While the Park was founded in 1934, the African Parks Network itself states that “humans have occupied the area for 50,000 years”. The company continues stating that 12,000 people still live around the Park, “yet it is still one of the most biologically diverse and species-rich areas on the planet” (emphasis added). With this affirmation, rather than recognising the inhabitants’ contribution towards keeping the forest standing after all these thousands of years, the company makes clear that in its view, the presence of people is not compatible with the aim of conserving forest; it is despite the communities’ presence that there is still biodiversity left.
The African Parks Network claims to protect the Park “with an enhanced eco-guard team and other law enforcement techniques”, besides investing in “changing human behaviour”. To achieve this objective, the Network receives support from the US Department of State, which “began providing support in 2018 and has committed over US$3 million for ranger uniforms, equipment and training”, as well as “leadership development” to help achieve the “enhanced capacity to disrupt illegal wildlife trade and promote regional stability”. These claims and views on conservation make clear that for this Network and its funders and allies, people living in and around forests are considered a threat and that their conservation business can be run better without them.
At present, other large-scale concessions are being granted in the Republic of Congo in line with the agendas of extractive and conservation industries.

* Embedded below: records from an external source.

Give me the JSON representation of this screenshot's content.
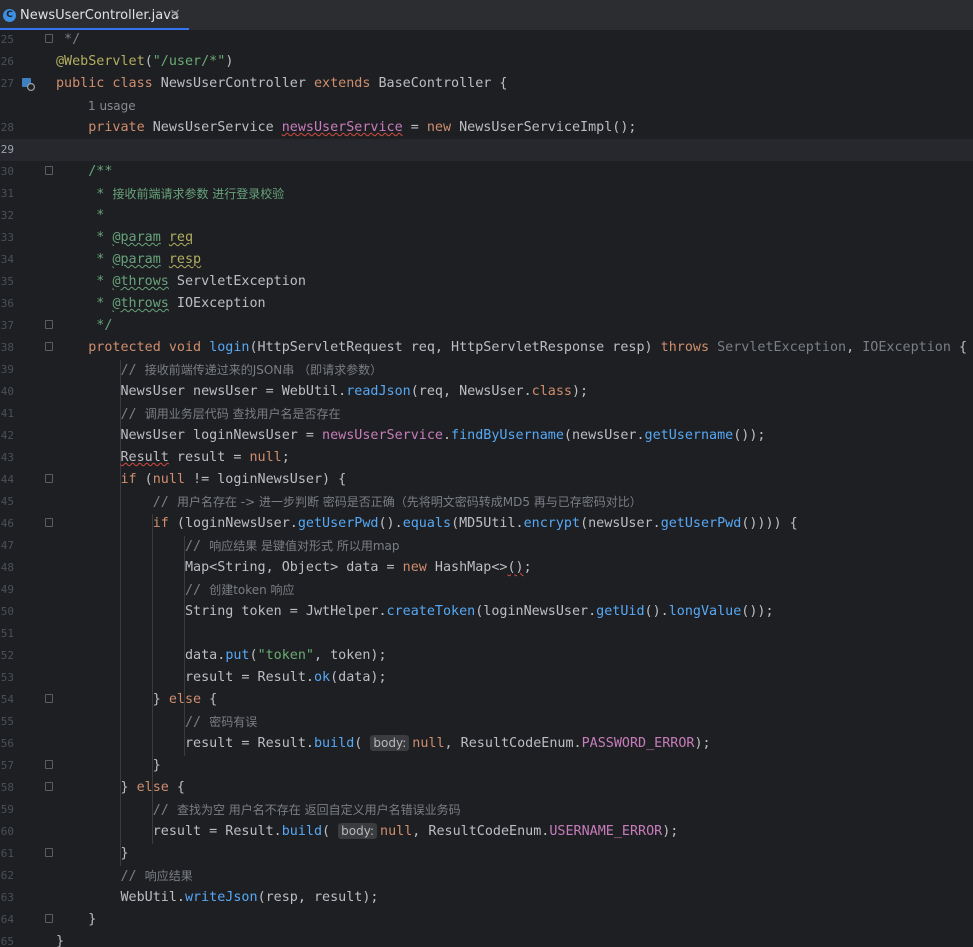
{
  "tab": {
    "icon": "C",
    "filename": "NewsUserController.java",
    "close": "×"
  },
  "lines": [
    {
      "n": "25",
      "t": " */"
    },
    {
      "n": "26",
      "t": "@WebServlet(\"/user/*\")"
    },
    {
      "n": "27",
      "t": "public class NewsUserController extends BaseController {"
    },
    {
      "n": "",
      "t": "1 usage"
    },
    {
      "n": "28",
      "t": "    private NewsUserService newsUserService = new NewsUserServiceImpl();"
    },
    {
      "n": "29",
      "t": ""
    },
    {
      "n": "30",
      "t": "    /**"
    },
    {
      "n": "31",
      "t": "     * 接收前端请求参数 进行登录校验"
    },
    {
      "n": "32",
      "t": "     *"
    },
    {
      "n": "33",
      "t": "     * @param req"
    },
    {
      "n": "34",
      "t": "     * @param resp"
    },
    {
      "n": "35",
      "t": "     * @throws ServletException"
    },
    {
      "n": "36",
      "t": "     * @throws IOException"
    },
    {
      "n": "37",
      "t": "     */"
    },
    {
      "n": "38",
      "t": "    protected void login(HttpServletRequest req, HttpServletResponse resp) throws ServletException, IOException {"
    },
    {
      "n": "39",
      "t": "        // 接收前端传递过来的JSON串 （即请求参数）"
    },
    {
      "n": "40",
      "t": "        NewsUser newsUser = WebUtil.readJson(req, NewsUser.class);"
    },
    {
      "n": "41",
      "t": "        // 调用业务层代码 查找用户名是否存在"
    },
    {
      "n": "42",
      "t": "        NewsUser loginNewsUser = newsUserService.findByUsername(newsUser.getUsername());"
    },
    {
      "n": "43",
      "t": "        Result result = null;"
    },
    {
      "n": "44",
      "t": "        if (null != loginNewsUser) {"
    },
    {
      "n": "45",
      "t": "            // 用户名存在 -> 进一步判断 密码是否正确（先将明文密码转成MD5 再与已存密码对比）"
    },
    {
      "n": "46",
      "t": "            if (loginNewsUser.getUserPwd().equals(MD5Util.encrypt(newsUser.getUserPwd()))) {"
    },
    {
      "n": "47",
      "t": "                // 响应结果 是键值对形式 所以用map"
    },
    {
      "n": "48",
      "t": "                Map<String, Object> data = new HashMap<>();"
    },
    {
      "n": "49",
      "t": "                // 创建token 响应"
    },
    {
      "n": "50",
      "t": "                String token = JwtHelper.createToken(loginNewsUser.getUid().longValue());"
    },
    {
      "n": "51",
      "t": ""
    },
    {
      "n": "52",
      "t": "                data.put(\"token\", token);"
    },
    {
      "n": "53",
      "t": "                result = Result.ok(data);"
    },
    {
      "n": "54",
      "t": "            } else {"
    },
    {
      "n": "55",
      "t": "                // 密码有误"
    },
    {
      "n": "56",
      "t": "                result = Result.build( body: null, ResultCodeEnum.PASSWORD_ERROR);"
    },
    {
      "n": "57",
      "t": "            }"
    },
    {
      "n": "58",
      "t": "        } else {"
    },
    {
      "n": "59",
      "t": "            // 查找为空 用户名不存在 返回自定义用户名错误业务码"
    },
    {
      "n": "60",
      "t": "            result = Result.build( body: null, ResultCodeEnum.USERNAME_ERROR);"
    },
    {
      "n": "61",
      "t": "        }"
    },
    {
      "n": "62",
      "t": "        // 响应结果"
    },
    {
      "n": "63",
      "t": "        WebUtil.writeJson(resp, result);"
    },
    {
      "n": "64",
      "t": "    }"
    },
    {
      "n": "65",
      "t": "}"
    }
  ],
  "icons": {
    "tab_file": "java-class-icon",
    "gutter_27": "servlet-run-icon",
    "fold": "fold-marker-icon"
  },
  "colors": {
    "background": "#1e1f22",
    "keyword": "#cf8e6d",
    "string": "#6aab73",
    "method": "#56a8f5",
    "field": "#c77dbb",
    "comment": "#7a7e85",
    "annotation": "#b3ae60"
  }
}
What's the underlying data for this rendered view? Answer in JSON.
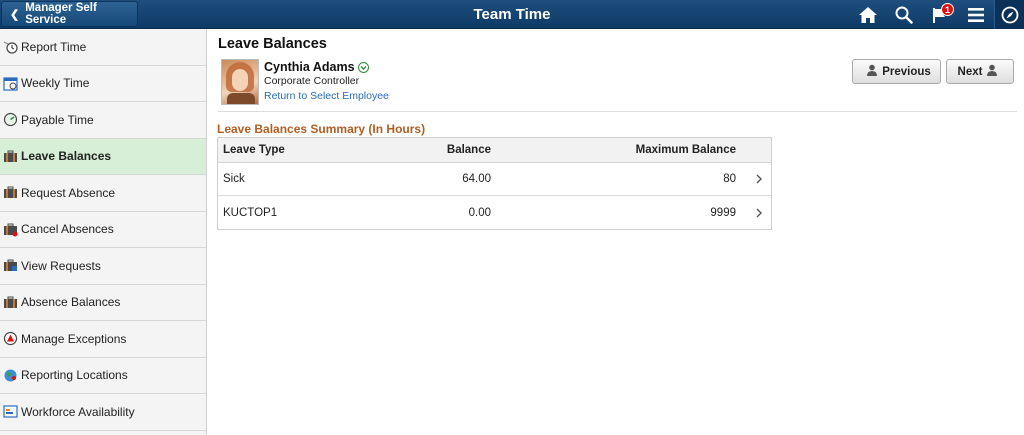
{
  "header": {
    "back_label": "Manager Self Service",
    "title": "Team Time",
    "notification_count": "1"
  },
  "sidebar": {
    "items": [
      {
        "label": "Report Time",
        "icon": "clock-icon"
      },
      {
        "label": "Weekly Time",
        "icon": "calendar-icon"
      },
      {
        "label": "Payable Time",
        "icon": "gauge-icon"
      },
      {
        "label": "Leave Balances",
        "icon": "briefcase-icon",
        "active": true
      },
      {
        "label": "Request Absence",
        "icon": "briefcase-icon"
      },
      {
        "label": "Cancel Absences",
        "icon": "briefcase-cancel-icon"
      },
      {
        "label": "View Requests",
        "icon": "briefcase-view-icon"
      },
      {
        "label": "Absence Balances",
        "icon": "briefcase-icon"
      },
      {
        "label": "Manage Exceptions",
        "icon": "warning-circle-icon"
      },
      {
        "label": "Reporting Locations",
        "icon": "globe-icon"
      },
      {
        "label": "Workforce Availability",
        "icon": "availability-icon"
      }
    ]
  },
  "main": {
    "page_title": "Leave Balances",
    "employee": {
      "name": "Cynthia Adams",
      "title": "Corporate Controller",
      "return_link": "Return to Select Employee"
    },
    "previous_label": "Previous",
    "next_label": "Next",
    "section_title": "Leave Balances Summary (In Hours)",
    "table": {
      "headers": [
        "Leave Type",
        "Balance",
        "Maximum Balance"
      ],
      "rows": [
        [
          "Sick",
          "64.00",
          "80"
        ],
        [
          "KUCTOP1",
          "0.00",
          "9999"
        ]
      ]
    }
  },
  "colors": {
    "banner": "#1a4573",
    "active_nav": "#d6efd6",
    "section_title": "#b35d20",
    "link": "#2a6bc0"
  }
}
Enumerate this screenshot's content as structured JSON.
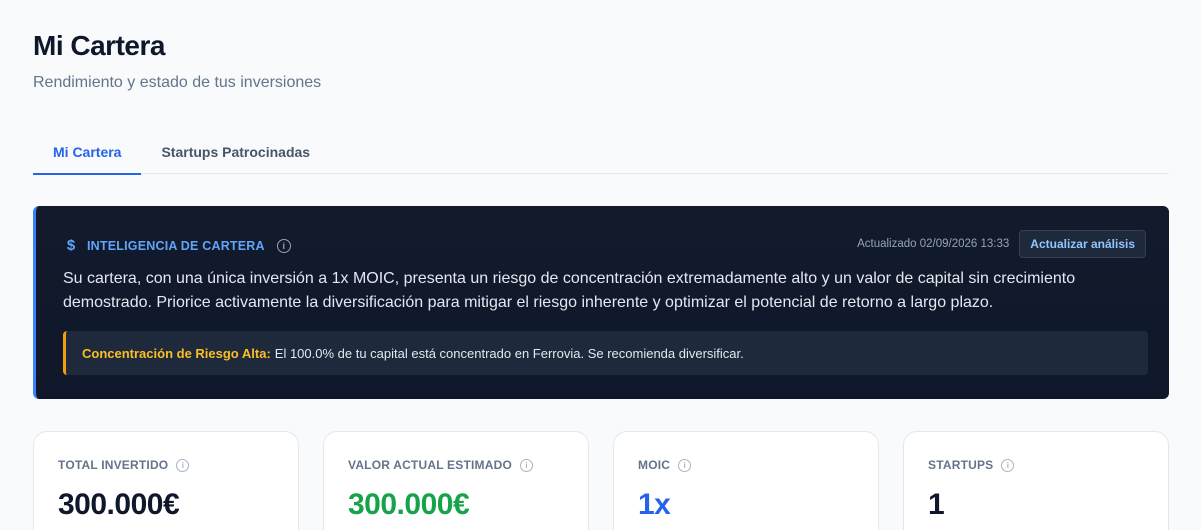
{
  "header": {
    "title": "Mi Cartera",
    "subtitle": "Rendimiento y estado de tus inversiones"
  },
  "tabs": [
    {
      "label": "Mi Cartera",
      "active": true
    },
    {
      "label": "Startups Patrocinadas",
      "active": false
    }
  ],
  "intelligence": {
    "icon": "dollar-icon",
    "label": "INTELIGENCIA DE CARTERA",
    "updated": "Actualizado 02/09/2026 13:33",
    "refresh_label": "Actualizar análisis",
    "summary": "Su cartera, con una única inversión a 1x MOIC, presenta un riesgo de concentración extremadamente alto y un valor de capital sin crecimiento demostrado. Priorice activamente la diversificación para mitigar el riesgo inherente y optimizar el potencial de retorno a largo plazo.",
    "alert": {
      "title": "Concentración de Riesgo Alta:",
      "text": "El 100.0% de tu capital está concentrado en Ferrovia. Se recomienda diversificar."
    }
  },
  "stats": [
    {
      "label": "TOTAL INVERTIDO",
      "value": "300.000€",
      "color": "#0f172a"
    },
    {
      "label": "VALOR ACTUAL ESTIMADO",
      "value": "300.000€",
      "color": "#16a34a"
    },
    {
      "label": "MOIC",
      "value": "1x",
      "color": "#2563eb"
    },
    {
      "label": "STARTUPS",
      "value": "1",
      "color": "#0f172a"
    }
  ],
  "colors": {
    "accent": "#2563eb",
    "warning": "#f59e0b",
    "dark_panel": "#0f172a"
  }
}
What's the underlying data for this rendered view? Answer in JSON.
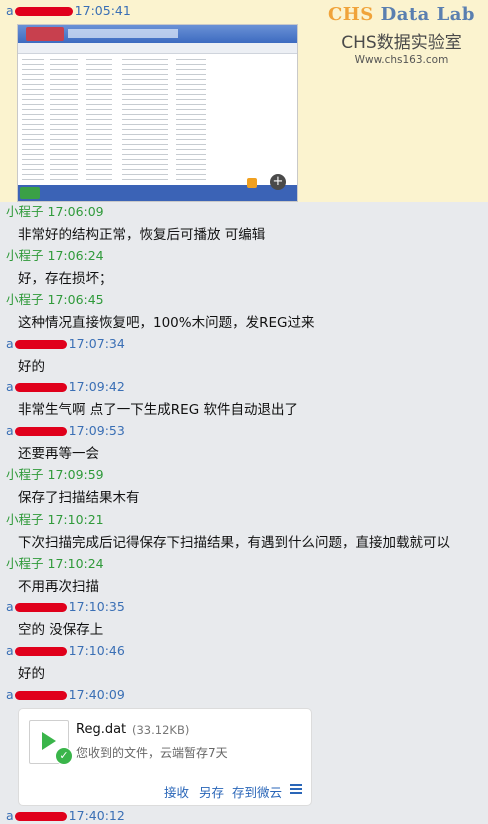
{
  "watermark": {
    "line1_a": "CHS",
    "line1_b": " Data Lab",
    "line2": "CHS数据实验室",
    "line3": "Www.chs163.com"
  },
  "messages": [
    {
      "sender": "a",
      "time": "17:05:41",
      "type": "image",
      "self": false
    },
    {
      "sender": "小程子",
      "time": "17:06:09",
      "text": "非常好的结构正常，恢复后可播放 可编辑",
      "self": true
    },
    {
      "sender": "小程子",
      "time": "17:06:24",
      "text": "好，存在损坏；",
      "self": true
    },
    {
      "sender": "小程子",
      "time": "17:06:45",
      "text": "这种情况直接恢复吧，100%木问题，发REG过来",
      "self": true
    },
    {
      "sender": "a",
      "time": "17:07:34",
      "text": "好的",
      "self": false
    },
    {
      "sender": "a",
      "time": "17:09:42",
      "text": "非常生气啊  点了一下生成REG 软件自动退出了",
      "self": false
    },
    {
      "sender": "a",
      "time": "17:09:53",
      "text": "还要再等一会",
      "self": false
    },
    {
      "sender": "小程子",
      "time": "17:09:59",
      "text": "保存了扫描结果木有",
      "self": true
    },
    {
      "sender": "小程子",
      "time": "17:10:21",
      "text": "下次扫描完成后记得保存下扫描结果，有遇到什么问题，直接加载就可以",
      "self": true
    },
    {
      "sender": "小程子",
      "time": "17:10:24",
      "text": "不用再次扫描",
      "self": true
    },
    {
      "sender": "a",
      "time": "17:10:35",
      "text": "空的 没保存上",
      "self": false
    },
    {
      "sender": "a",
      "time": "17:10:46",
      "text": "好的",
      "self": false
    },
    {
      "sender": "a",
      "time": "17:40:09",
      "type": "file",
      "self": false
    },
    {
      "sender": "a",
      "time": "17:40:12",
      "type": "partial",
      "self": false
    }
  ],
  "file": {
    "name": "Reg.dat",
    "size": "(33.12KB)",
    "note": "您收到的文件，云端暂存7天",
    "actions": [
      "接收",
      "另存",
      "存到微云"
    ]
  },
  "colors": {
    "self_name": "#2f9a3a",
    "other_name": "#3a6fb5",
    "link": "#2a66b8",
    "redaction": "#e0001b"
  }
}
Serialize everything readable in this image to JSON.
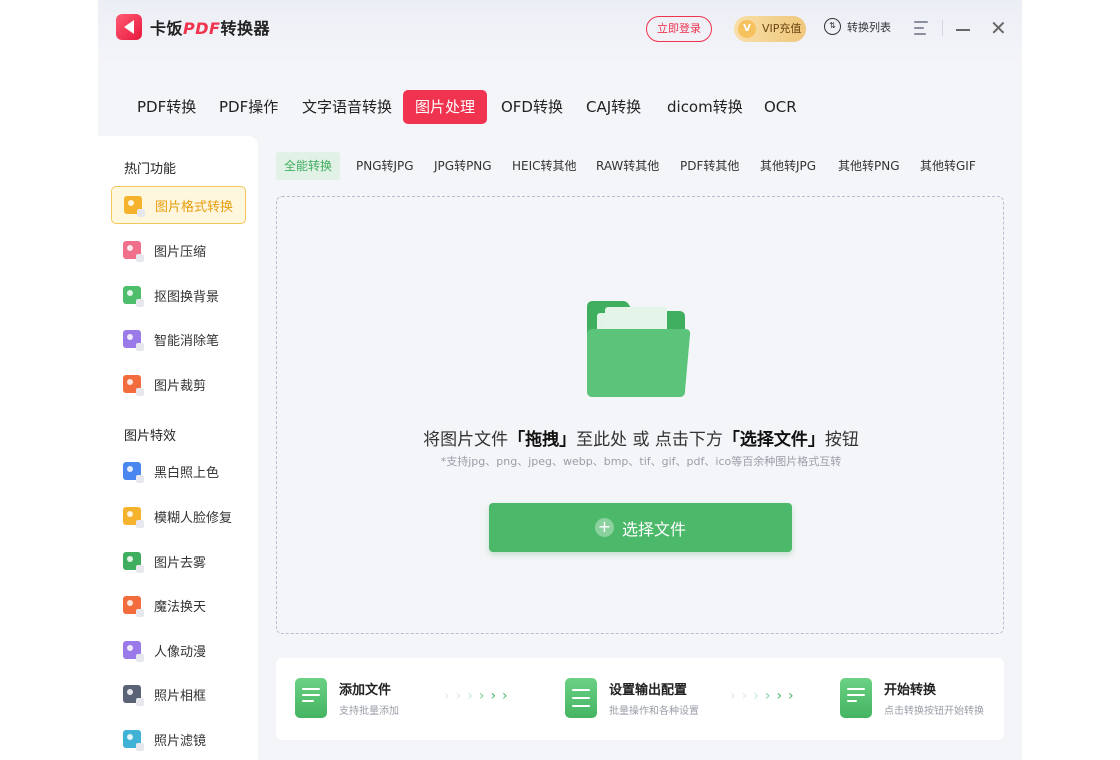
{
  "app": {
    "name_prefix": "卡饭",
    "name_accent": "PDF",
    "name_suffix": "转换器"
  },
  "header": {
    "login": "立即登录",
    "vip": "VIP充值",
    "conversion_list": "转换列表"
  },
  "main_tabs": [
    {
      "label": "PDF转换",
      "active": false
    },
    {
      "label": "PDF操作",
      "active": false
    },
    {
      "label": "文字语音转换",
      "active": false
    },
    {
      "label": "图片处理",
      "active": true
    },
    {
      "label": "OFD转换",
      "active": false
    },
    {
      "label": "CAJ转换",
      "active": false
    },
    {
      "label": "dicom转换",
      "active": false
    },
    {
      "label": "OCR",
      "active": false
    }
  ],
  "sidebar": {
    "section1": "热门功能",
    "items1": [
      {
        "label": "图片格式转换",
        "icon": "image-format-icon",
        "color": "#f5b22c",
        "active": true
      },
      {
        "label": "图片压缩",
        "icon": "image-compress-icon",
        "color": "#f06f8a",
        "active": false
      },
      {
        "label": "抠图换背景",
        "icon": "cutout-icon",
        "color": "#4ebd6c",
        "active": false
      },
      {
        "label": "智能消除笔",
        "icon": "eraser-icon",
        "color": "#9a7ae8",
        "active": false
      },
      {
        "label": "图片裁剪",
        "icon": "crop-icon",
        "color": "#f26c3d",
        "active": false
      }
    ],
    "section2": "图片特效",
    "items2": [
      {
        "label": "黑白照上色",
        "icon": "colorize-icon",
        "color": "#4a86f0",
        "active": false
      },
      {
        "label": "模糊人脸修复",
        "icon": "face-repair-icon",
        "color": "#f5b22c",
        "active": false
      },
      {
        "label": "图片去雾",
        "icon": "dehaze-icon",
        "color": "#3fae5e",
        "active": false
      },
      {
        "label": "魔法换天",
        "icon": "sky-replace-icon",
        "color": "#f26c3d",
        "active": false
      },
      {
        "label": "人像动漫",
        "icon": "anime-icon",
        "color": "#9a7ae8",
        "active": false
      },
      {
        "label": "照片相框",
        "icon": "photo-frame-icon",
        "color": "#5a6275",
        "active": false
      },
      {
        "label": "照片滤镜",
        "icon": "filter-icon",
        "color": "#3fb2d6",
        "active": false
      }
    ]
  },
  "sub_tabs": [
    {
      "label": "全能转换",
      "active": true
    },
    {
      "label": "PNG转JPG",
      "active": false
    },
    {
      "label": "JPG转PNG",
      "active": false
    },
    {
      "label": "HEIC转其他",
      "active": false
    },
    {
      "label": "RAW转其他",
      "active": false
    },
    {
      "label": "PDF转其他",
      "active": false
    },
    {
      "label": "其他转JPG",
      "active": false
    },
    {
      "label": "其他转PNG",
      "active": false
    },
    {
      "label": "其他转GIF",
      "active": false
    }
  ],
  "dropzone": {
    "t1": "将图片文件",
    "t2": "「拖拽」",
    "t3": "至此处 或 点击下方",
    "t4": "「选择文件」",
    "t5": "按钮",
    "hint": "*支持jpg、png、jpeg、webp、bmp、tif、gif、pdf、ico等百余种图片格式互转",
    "button": "选择文件"
  },
  "steps": [
    {
      "title": "添加文件",
      "desc": "支持批量添加"
    },
    {
      "title": "设置输出配置",
      "desc": "批量操作和各种设置"
    },
    {
      "title": "开始转换",
      "desc": "点击转换按钮开始转换"
    }
  ],
  "colors": {
    "brand": "#f0334f",
    "accent_green": "#4cb86a",
    "active_sidebar": "#e69f0e"
  }
}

However, the interests of countries and companies in the Global North is to continue extracting minerals, timber, palm oil and other products, as well as doing business with conservation, which represents a common and persisting characteristic of these extensive projects.
However, what is left for communities since the days of European colonisation are lands and forest areas they no longer have access to, and whenever they try to enter, they are being confronted with a violent, racist and patriarchal oppression, including now at the hands of so-called ‘eco’-guards.
(1) WRM Bulletin 255, “Nature-Based Solutions”: Concealing a massive land robbery, April 2021
(2) WRM, Oil Palm in Africa. Past, present and future scenarios. 2013
(4) Farmlandgrab, Eco-Oil Energie investira 350 milliards dans un projet agroalimentaire au Congo, 2015
(5) Eco-Oil Energie SA, 2015
(6) Rapport de Mission Pilote REDD+. Sur la thématique « autorisation de déboisement » pour la consolidation d ́une approche d’observation indépendante des exigences du processus REDD+ en République du Congo, 2016
(7) Wikipedia, Claude Wilfrid Etoka
(8) Opening Central Africa, Christel Palace: High Treason In The Tropics
(9) Global Witness, What lies beneath, 2020
(10) Israel Science Info, Goutte-à-goutte : une fruiterie de 700 Ha au Congo-B irriguée grâce à Rivulis (Israël), 2018
(11) Panapress, Accord de partenariat entre la société congolaise Eco-Oil énergie et la chinoise Camaco, 2019
(12) Danzer Group
(13) Lesprom, Danzer subsidiary IFO renews its FSC certificates for the Republic of the Congo, 2014
(14) See information about FSC on WRM’s website and FSC-Watch
(15) Greenpeace, Danzer feels the bite as the FSC show its teeth, 2013
(16) FSC-Wacth, Another FSC and WWF flagship company in Africa bites the dust as Danzer sells SIFORCO
(17) WWF, Largest forest concession in the Congo Basin receives FSC certification, 2015
(18) Global Compact Network, Sustainable Hardwood – Made in Africa, good for forest, people and planet
(19) UNDP, Social and Environmental Compliance Unit SECU, Integrated and Transboundary Conservation of Biodiversity in the Basins of the Republic of Congo, 2018
(20) The Guardian, Armed ecoguards funded by WWF 'beat up Congo tribespeople', 2020
(21) African Parks
(22) Congo Conservation Company, 2021 rates